I started fostering in February 2013. My first foster was a 12 year old, overweight, Himalayan-looking cat named Queen Latifah. Because she was older, it took a while to find an adopter so I had her for about 6 or 8 weeks. She had obviously lived in a loving home at some point, but her fur and skin were in pretty bad shape; she likely lived with someone who was no longer able to properly care for her due to their own age or health. With regular brushing and a good diet her coat improved immensely in just that short time I had her (she still had a ways to go on the weight control issue, though, so hopefully her adopter has been able to help her slim down a bit!). She was a great first foster for me because she was very mellow, quiet, and low maintenance, which made it easy since I really didn’t know what fostering would be like.
How did you learn to say goodbye to each foster animal?

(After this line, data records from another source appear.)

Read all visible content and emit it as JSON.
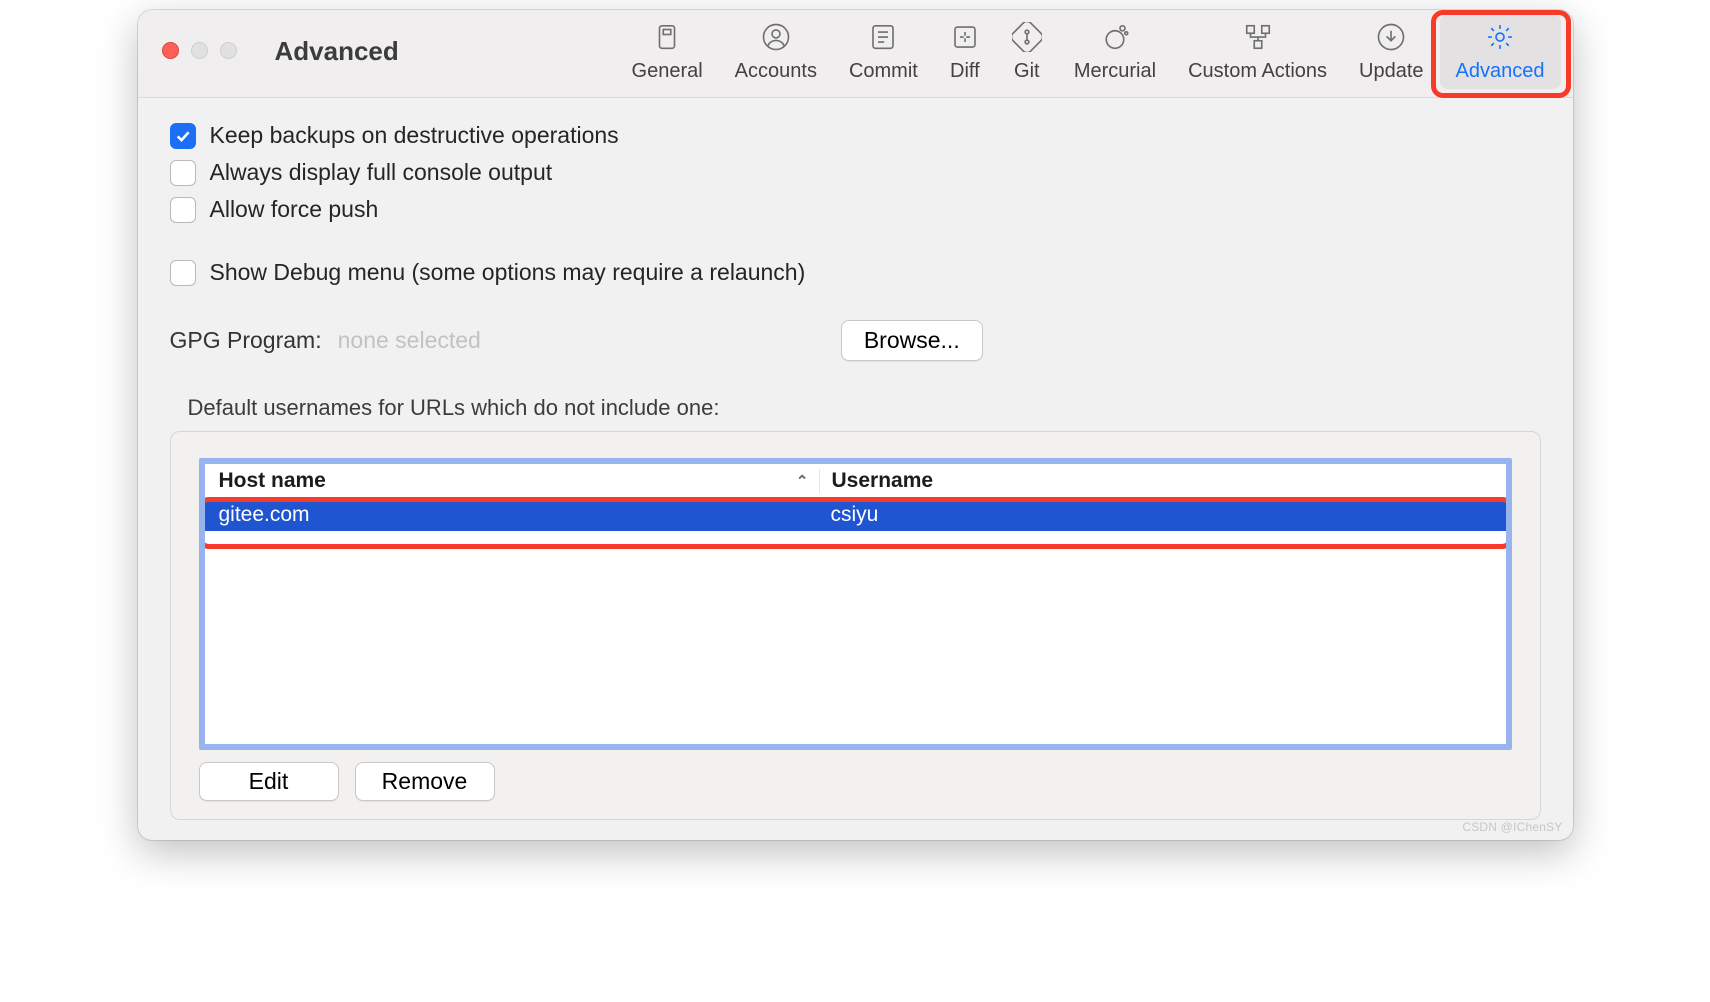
{
  "window": {
    "title": "Advanced"
  },
  "toolbar": {
    "tabs": [
      {
        "id": "general",
        "label": "General",
        "icon": "general-icon",
        "active": false
      },
      {
        "id": "accounts",
        "label": "Accounts",
        "icon": "accounts-icon",
        "active": false
      },
      {
        "id": "commit",
        "label": "Commit",
        "icon": "commit-icon",
        "active": false
      },
      {
        "id": "diff",
        "label": "Diff",
        "icon": "diff-icon",
        "active": false
      },
      {
        "id": "git",
        "label": "Git",
        "icon": "git-icon",
        "active": false
      },
      {
        "id": "mercurial",
        "label": "Mercurial",
        "icon": "mercurial-icon",
        "active": false
      },
      {
        "id": "custom",
        "label": "Custom Actions",
        "icon": "custom-icon",
        "active": false
      },
      {
        "id": "update",
        "label": "Update",
        "icon": "update-icon",
        "active": false
      },
      {
        "id": "advanced",
        "label": "Advanced",
        "icon": "gear-icon",
        "active": true
      }
    ]
  },
  "checkboxes": {
    "keep_backups": {
      "label": "Keep backups on destructive operations",
      "checked": true
    },
    "full_console": {
      "label": "Always display full console output",
      "checked": false
    },
    "force_push": {
      "label": "Allow force push",
      "checked": false
    },
    "debug_menu": {
      "label": "Show Debug menu (some options may require a relaunch)",
      "checked": false
    }
  },
  "gpg": {
    "label": "GPG Program:",
    "value": "none selected",
    "browse_label": "Browse..."
  },
  "usernames": {
    "section_label": "Default usernames for URLs which do not include one:",
    "columns": {
      "host": "Host name",
      "user": "Username"
    },
    "rows": [
      {
        "host": "gitee.com",
        "user": "csiyu",
        "selected": true
      }
    ],
    "edit_label": "Edit",
    "remove_label": "Remove"
  },
  "watermark": "CSDN @IChenSY"
}
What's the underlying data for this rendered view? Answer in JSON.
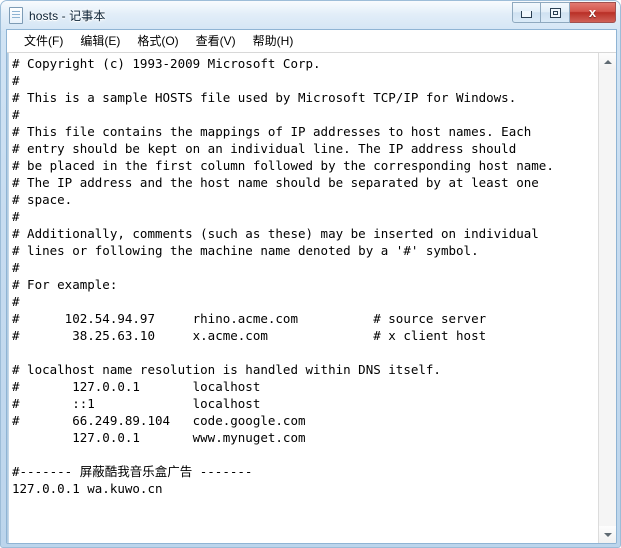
{
  "window": {
    "title": "hosts - 记事本",
    "icon": "notepad-document-icon",
    "controls": {
      "minimize_label": "",
      "maximize_label": "",
      "close_label": "x"
    },
    "accent_titlebar": "#c7dcf0",
    "accent_close": "#b92f26"
  },
  "menubar": {
    "items": [
      {
        "label": "文件(F)",
        "name": "menu-file"
      },
      {
        "label": "编辑(E)",
        "name": "menu-edit"
      },
      {
        "label": "格式(O)",
        "name": "menu-format"
      },
      {
        "label": "查看(V)",
        "name": "menu-view"
      },
      {
        "label": "帮助(H)",
        "name": "menu-help"
      }
    ]
  },
  "editor": {
    "lines": [
      "# Copyright (c) 1993-2009 Microsoft Corp.",
      "#",
      "# This is a sample HOSTS file used by Microsoft TCP/IP for Windows.",
      "#",
      "# This file contains the mappings of IP addresses to host names. Each",
      "# entry should be kept on an individual line. The IP address should",
      "# be placed in the first column followed by the corresponding host name.",
      "# The IP address and the host name should be separated by at least one",
      "# space.",
      "#",
      "# Additionally, comments (such as these) may be inserted on individual",
      "# lines or following the machine name denoted by a '#' symbol.",
      "#",
      "# For example:",
      "#",
      "#      102.54.94.97     rhino.acme.com          # source server",
      "#       38.25.63.10     x.acme.com              # x client host",
      "",
      "# localhost name resolution is handled within DNS itself.",
      "#       127.0.0.1       localhost",
      "#       ::1             localhost",
      "#       66.249.89.104   code.google.com",
      "        127.0.0.1       www.mynuget.com",
      "",
      "#------- 屏蔽酷我音乐盒广告 -------",
      "127.0.0.1 wa.kuwo.cn"
    ]
  },
  "scrollbar": {
    "up_arrow": "scroll-up-icon",
    "down_arrow": "scroll-down-icon"
  }
}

It’s hard. I’ve been lucky that I’ve had friends or family adopt a number of my fosters which makes it much, much easier. But when I don’t know where they’ll end up it’s always difficult. Dropping them off for adoptions, knowing I may not see them again, is emotional. Just a week ago, Creedence, a mama cat who was with me for almost 3 months, went up for adoption (and she was adopted right away!); it was tough to say goodbye and strange not having her around for the first few days. The key is remembering that it will so much better for them to start their new lives in new households where they can be the ‘primary’ cats. They have great temporary homes with me, but their space is limited, and I’m sure going back and forth to the adoption center is confusing and stressful for them. They deserve permanent homes and the sooner they can find them the better.
Who was your favorite foster animal?

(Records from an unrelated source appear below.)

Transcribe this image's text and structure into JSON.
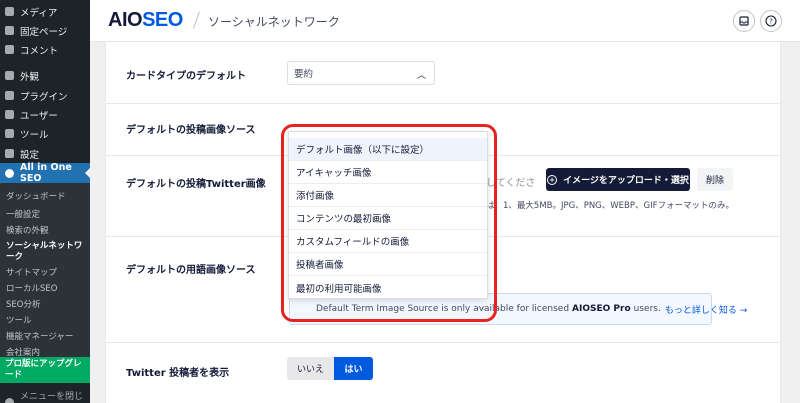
{
  "sidebar": {
    "items": [
      {
        "label": "メディア"
      },
      {
        "label": "固定ページ"
      },
      {
        "label": "コメント"
      },
      {
        "label": "外観"
      },
      {
        "label": "プラグイン"
      },
      {
        "label": "ユーザー"
      },
      {
        "label": "ツール"
      },
      {
        "label": "設定"
      }
    ],
    "active_label": "All in One SEO",
    "submenu": [
      {
        "label": "ダッシュボード"
      },
      {
        "label": "一般設定"
      },
      {
        "label": "検索の外観"
      },
      {
        "label": "ソーシャルネットワーク"
      },
      {
        "label": "サイトマップ"
      },
      {
        "label": "ローカルSEO"
      },
      {
        "label": "SEO分析"
      },
      {
        "label": "ツール"
      },
      {
        "label": "機能マネージャー"
      },
      {
        "label": "会社案内"
      }
    ],
    "upgrade_label": "プロ版にアップグレード",
    "collapse_label": "メニューを閉じる"
  },
  "header": {
    "logo_aio": "AIO",
    "logo_seo": "SEO",
    "title": "ソーシャルネットワーク"
  },
  "form": {
    "card_type_label": "カードタイプのデフォルト",
    "card_type_value": "要約",
    "post_image_source_label": "デフォルトの投稿画像ソース",
    "twitter_image_label": "デフォルトの投稿Twitter画像",
    "twitter_image_input_text": "してくださ",
    "upload_button": "イメージをアップロード・選択",
    "delete_button": "削除",
    "hint_text": "は：1、最大5MB。JPG、PNG、WEBP、GIFフォーマットのみ。",
    "term_image_source_label": "デフォルトの用語画像ソース",
    "notice_pre": "Default Term Image Source is only available for licensed",
    "notice_brand": "AIOSEO Pro",
    "notice_post": "users.",
    "notice_link": "もっと詳しく知る →",
    "twitter_author_label": "Twitter 投稿者を表示",
    "toggle_no": "いいえ",
    "toggle_yes": "はい"
  },
  "dropdown": {
    "options": [
      {
        "label": "デフォルト画像（以下に設定）"
      },
      {
        "label": "アイキャッチ画像"
      },
      {
        "label": "添付画像"
      },
      {
        "label": "コンテンツの最初画像"
      },
      {
        "label": "カスタムフィールドの画像"
      },
      {
        "label": "投稿者画像"
      },
      {
        "label": "最初の利用可能画像"
      }
    ],
    "selected_index": 0
  },
  "colors": {
    "sidebar_bg": "#1d2327",
    "active_blue": "#2271b1",
    "upgrade_green": "#00aa63",
    "aioseo_blue": "#005ae0",
    "dark_navy": "#141b38",
    "highlight_red": "#e6241f"
  },
  "icons": {
    "inbox": "inbox-icon",
    "help": "help-icon",
    "plus": "plus-circle-icon",
    "chevron": "chevron-up-icon"
  }
}
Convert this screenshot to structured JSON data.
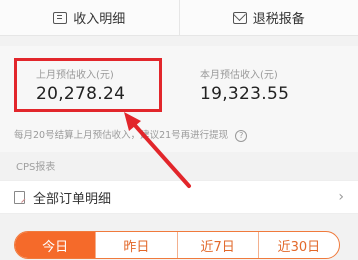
{
  "top_buttons": [
    {
      "label": "收入明细",
      "icon": "income-icon"
    },
    {
      "label": "退税报备",
      "icon": "mail-icon"
    }
  ],
  "income": {
    "last_month_label": "上月预估收入(元)",
    "last_month_value": "20,278.24",
    "this_month_label": "本月预估收入(元)",
    "this_month_value": "19,323.55",
    "note": "每月20号结算上月预估收入，建议21号再进行提现",
    "help_symbol": "?"
  },
  "section_label": "CPS报表",
  "orders_row": {
    "label": "全部订单明细",
    "chevron": "›"
  },
  "tabs": [
    {
      "label": "今日",
      "active": true
    },
    {
      "label": "昨日",
      "active": false
    },
    {
      "label": "近7日",
      "active": false
    },
    {
      "label": "近30日",
      "active": false
    }
  ],
  "colors": {
    "accent": "#f56a2a",
    "highlight": "#e2262b"
  }
}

Honestly I don’t know if it’s possible to have a favorite – they are all so special and so different. It would be like choosing a favorite child. I often foster litters of kittens, and my favorite kitten within the litter changes almost daily (…often the one I’m holding at any given time is my favorite).

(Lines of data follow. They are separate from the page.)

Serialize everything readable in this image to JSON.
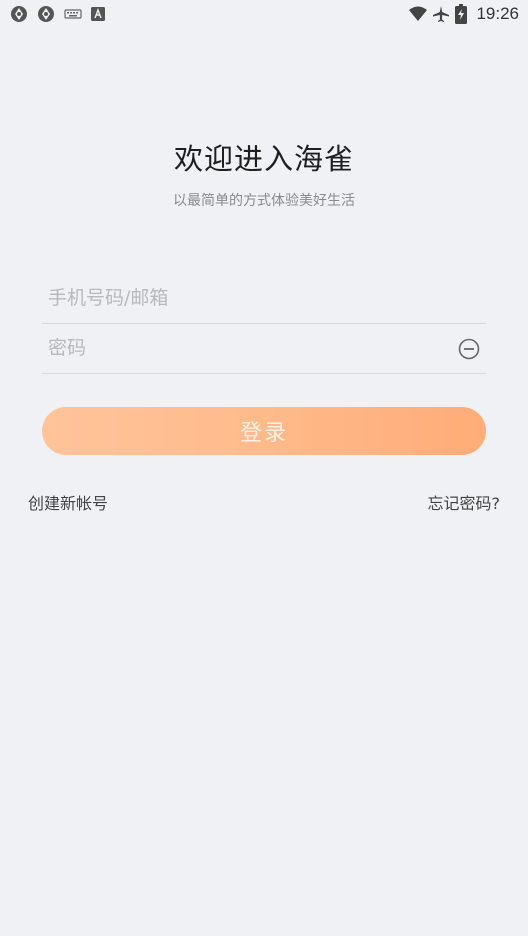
{
  "status_bar": {
    "time": "19:26",
    "left_icons": [
      "aperture-icon",
      "aperture-icon",
      "keyboard-icon",
      "font-a-icon"
    ],
    "right_icons": [
      "wifi-icon",
      "airplane-icon",
      "battery-charging-icon"
    ]
  },
  "header": {
    "title": "欢迎进入海雀",
    "subtitle": "以最简单的方式体验美好生活"
  },
  "form": {
    "account_placeholder": "手机号码/邮箱",
    "account_value": "",
    "password_placeholder": "密码",
    "password_value": "",
    "login_label": "登录"
  },
  "links": {
    "create_account": "创建新帐号",
    "forgot_password": "忘记密码?"
  },
  "colors": {
    "background": "#f0f1f5",
    "button_gradient_start": "#ffc49a",
    "button_gradient_end": "#ffac78",
    "button_text": "#fff1e6"
  }
}
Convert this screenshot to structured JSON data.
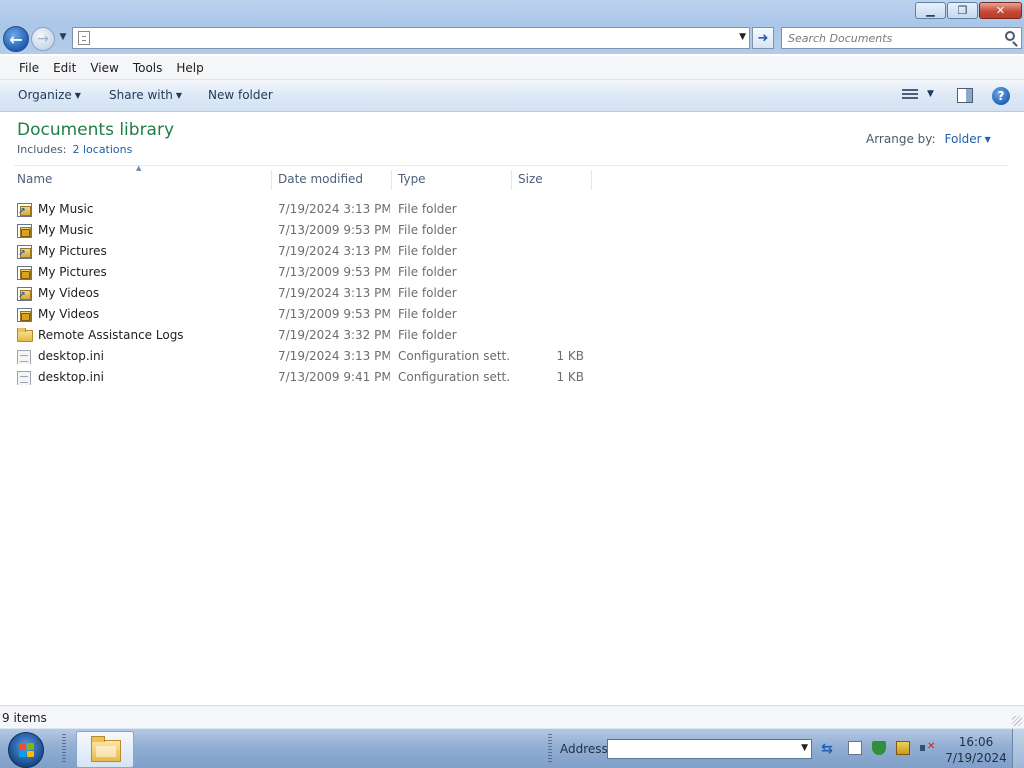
{
  "window": {
    "minimize_glyph": "▁",
    "maximize_glyph": "❐",
    "close_glyph": "✕"
  },
  "nav": {
    "back_glyph": "←",
    "forward_glyph": "→",
    "address_value": "",
    "go_glyph": "➜",
    "search_placeholder": "Search Documents"
  },
  "menu": {
    "items": [
      "File",
      "Edit",
      "View",
      "Tools",
      "Help"
    ]
  },
  "commands": {
    "organize": "Organize",
    "share_with": "Share with",
    "new_folder": "New folder",
    "help_glyph": "?"
  },
  "library": {
    "title": "Documents library",
    "includes_label": "Includes:",
    "locations_link": "2 locations",
    "arrange_label": "Arrange by:",
    "arrange_value": "Folder"
  },
  "columns": {
    "name": "Name",
    "date": "Date modified",
    "type": "Type",
    "size": "Size"
  },
  "files": [
    {
      "name": "My Music",
      "date": "7/19/2024 3:13 PM",
      "type": "File folder",
      "size": "",
      "icon": "shortcut-folder-icon"
    },
    {
      "name": "My Music",
      "date": "7/13/2009 9:53 PM",
      "type": "File folder",
      "size": "",
      "icon": "locked-folder-icon"
    },
    {
      "name": "My Pictures",
      "date": "7/19/2024 3:13 PM",
      "type": "File folder",
      "size": "",
      "icon": "shortcut-folder-icon"
    },
    {
      "name": "My Pictures",
      "date": "7/13/2009 9:53 PM",
      "type": "File folder",
      "size": "",
      "icon": "locked-folder-icon"
    },
    {
      "name": "My Videos",
      "date": "7/19/2024 3:13 PM",
      "type": "File folder",
      "size": "",
      "icon": "shortcut-folder-icon"
    },
    {
      "name": "My Videos",
      "date": "7/13/2009 9:53 PM",
      "type": "File folder",
      "size": "",
      "icon": "locked-folder-icon"
    },
    {
      "name": "Remote Assistance Logs",
      "date": "7/19/2024 3:32 PM",
      "type": "File folder",
      "size": "",
      "icon": "folder-icon"
    },
    {
      "name": "desktop.ini",
      "date": "7/19/2024 3:13 PM",
      "type": "Configuration sett...",
      "size": "1 KB",
      "icon": "ini-file-icon"
    },
    {
      "name": "desktop.ini",
      "date": "7/13/2009 9:41 PM",
      "type": "Configuration sett...",
      "size": "1 KB",
      "icon": "ini-file-icon"
    }
  ],
  "status": {
    "item_count": "9 items"
  },
  "taskbar": {
    "address_label": "Address",
    "address_value": "",
    "time": "16:06",
    "date": "7/19/2024"
  },
  "colors": {
    "library_title": "#1e7f47",
    "link": "#1f5fae",
    "flag": [
      "#f25022",
      "#7fba00",
      "#00a4ef",
      "#ffb900"
    ]
  }
}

Having said that, I would probably have to say that Willie is my favorite… because he’s the one I adopted . His Berkeley Humane name was Avos and he was part of a mama-and-babies litter I had right after Latifah. He had a very bad, very persistent eye infection while I was fostering him. For a while I thought he would lose the eye, but the vet at Berkeley Humane kept trying different antiviral and antibiotic combinations and it finally got better, without permanent damage. But I think I developed a special bond with him during that time (and nicknamed him “One-eyed Willie”), and I just couldn’t give him up.
Who was your most challenging foster animal?
I had a “litter” of kittens once, about 8 weeks old, but it became quickly apparent that at least one of them was not related to the others. It’s a rare situation, but I’ve heard it does sometimes happen that the originating shelter (where Berkeley Humane gets them) will put unrelated kittens together and call them a litter. I think they were probably docile during their short stay at Berkeley Humane before going out to foster because they were understandably confused and scared. But when they got to my house they started to hiss at each other and fight, and it was clearly not play-fighting. Three of them seemed to be okay with each other, but the fourth little girl was aggressive and antisocial. The Berkeley Humane foster coordinator offered to find another foster home for her but by then they’d been with me for the first night and I decided to try to make it work. After a few days they settled down and accepted each other. But it was clear to me that the one little girl did not know how to interact with other kittens. We don’t know what her background was, of course, but it seems likely to me that she had little or no socialization with either other kittens or humans. I only had her a few weeks and I hope that in those few weeks she improved a bit through interaction with me and her adoptive siblings. On top of her behavioral issues she had persistent diarrhea (which may have contributed to the behavior, if she didn’t feel well). I nick-named her Lizard because she was small and wiry with a tiny head and beady eyes, and looked a bit like a reptile. I definitely grew to love the little devil, but she was a challenge.
Thank you to Phoebe for all of her valuable work and her willingness to answer our questions on top of it! Stay tuned for part 2 of her interview and more foster care provider interviews!
At Berkeley Humane, we are always looking for foster providers. Berkeley Humane provides all of the necessary food and supplies and is available for support for all of its fosters-- you just add the care, love, and time! Read about becoming a foster carer on our website and fill out an application form!